February 24, 2015

"Either write something worth reading, or do something worth writing."

February 17, 2015

13 Damn Good Ideas from 13 Dead Copyrighters by Demian Farnsworth

One of the disciplines that interest me, and actually have come within reach in my current career, is advertising. There are two main branches: Art Director, who composes the graphical layout, and Copywriter, who creates the text on the ad (I like to dabble in both). In my internet searches for information I ran across a good article outlining several trend-setting ideas from bigwigs of advertising's past; below I present a simple summary list:
  1. Decide the effect you want to produce in your reader. (Robert Collier)
    • What emotion do you want to produce in your reader? Write in such a way to bring that feeling to the surface.
  2. Show your product in use. (Victor Schwab)
    • When displaying your product, you will get more attention by showing it in use.
  3. Open like a Reader's Digest article. (John Caples)
    • Fact-packed
    • Telegraphic
    • Specific
    • Few Adjectives
    • Arouse Curiousity
  4. Tap into one overwhelming desire. (Eugene Schwartz)
    • Look for a single, overwhelming desire that thousands are actively trying to satisfy at the moment.
  5. Make the advertiser the character. (Maxwell Sackheim)
    • Use the CEO, President, etc. in advertising or communications.
  6. Develop a unique selling position. (Rosser Reeves)
    • Identify a unique and meaningful attribute or benefit and constantly use it. Don't repeat: instead, restate.
  7. Find the inherent drama in your product. (Leo Burnett)
    • Steep yourself in the subject. Tell a great story.
    • Create a hero, goal, conflict, mentor, and moral.
  8. Write to one person, not a million. (Fairfax M. Cone)
    • Good advertising is written from one person to another. When it is aimed at millions, it rarely moves anyone.
  9. 'Reason Why' copy. (Albert Lasker)
    • Explain:
      1. Why your product is the best
      2. Why the customer should believe you, and
      3. Why the customer should buy right now.
  10. Go after points of maximum anxiety. (Mel Martin)
    • Figure out what is keeping your reader awake at 3am, and then paint a scenario that makes his skin crawl.
  11. Transubstantiate your product into something else. (Bill Jayme)
    • This is the idea that a product must be transformed into something magical.
    • Don't sell features or facts.
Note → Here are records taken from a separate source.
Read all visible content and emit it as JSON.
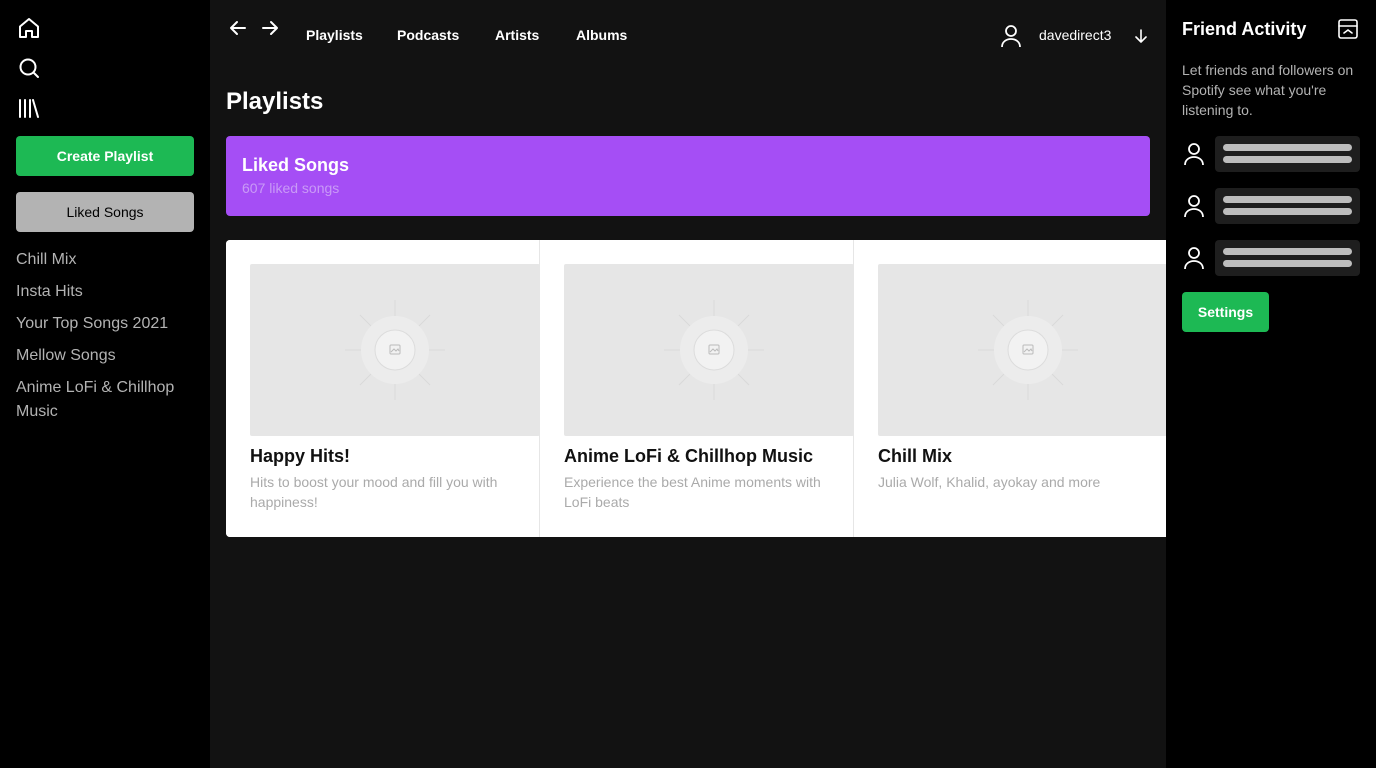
{
  "sidebar": {
    "nav": [
      {
        "name": "home-icon"
      },
      {
        "name": "search-icon"
      },
      {
        "name": "library-icon"
      }
    ],
    "create_playlist_label": "Create Playlist",
    "liked_songs_label": "Liked Songs",
    "playlists": [
      "Chill Mix",
      "Insta Hits",
      "Your Top Songs 2021",
      "Mellow Songs",
      "Anime LoFi & Chillhop Music"
    ]
  },
  "header": {
    "links": [
      "Playlists",
      "Podcasts",
      "Artists",
      "Albums"
    ],
    "username": "davedirect3"
  },
  "main": {
    "title": "Playlists",
    "liked": {
      "title": "Liked Songs",
      "subtitle": "607 liked songs"
    },
    "cards": [
      {
        "title": "Happy Hits!",
        "description": "Hits to boost your mood and fill you with happiness!"
      },
      {
        "title": "Anime LoFi & Chillhop Music",
        "description": "Experience the best Anime moments with LoFi beats"
      },
      {
        "title": "Chill Mix",
        "description": "Julia Wolf, Khalid, ayokay and more"
      }
    ]
  },
  "friends": {
    "title": "Friend Activity",
    "text": "Let friends and followers on Spotify see what you're listening to.",
    "settings_label": "Settings"
  },
  "colors": {
    "accent_green": "#1db954",
    "liked_purple": "#a54ef5",
    "main_bg": "#121212",
    "sidebar_bg": "#000000"
  }
}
Sell a new life.
  12. Everybody in the world divides his mail into two piles. (Gary Halbert)
    • They divide into the 'A-pile' (personal letters, etc.) and the 'B-pile' (bills, catalogs, brochures, etc.)
    • Make sure your letter gets into the 'A-pile': everyone always opens the 'A-pile' but only some of the 'B-pile.'
  13. Do not worship at the altar of creativity. (David Ogilvy)
    • Successful advertising sells without drawing attention to itself.
    • Don't change a working ad for the sake of change or creativity.

February 10, 2015

"Successful people are always looking for opportunities to help others. Unsuccessful people are always asking, 'What's in it for me?'"
- Brian Tracy

"Build your own dreams, or someone else will hire you to build theirs."

February 3, 2015

"Make no little plans; they have no magic to stir men's blood and probably themselves will not be realized. Make big plans; aim high in hope and work."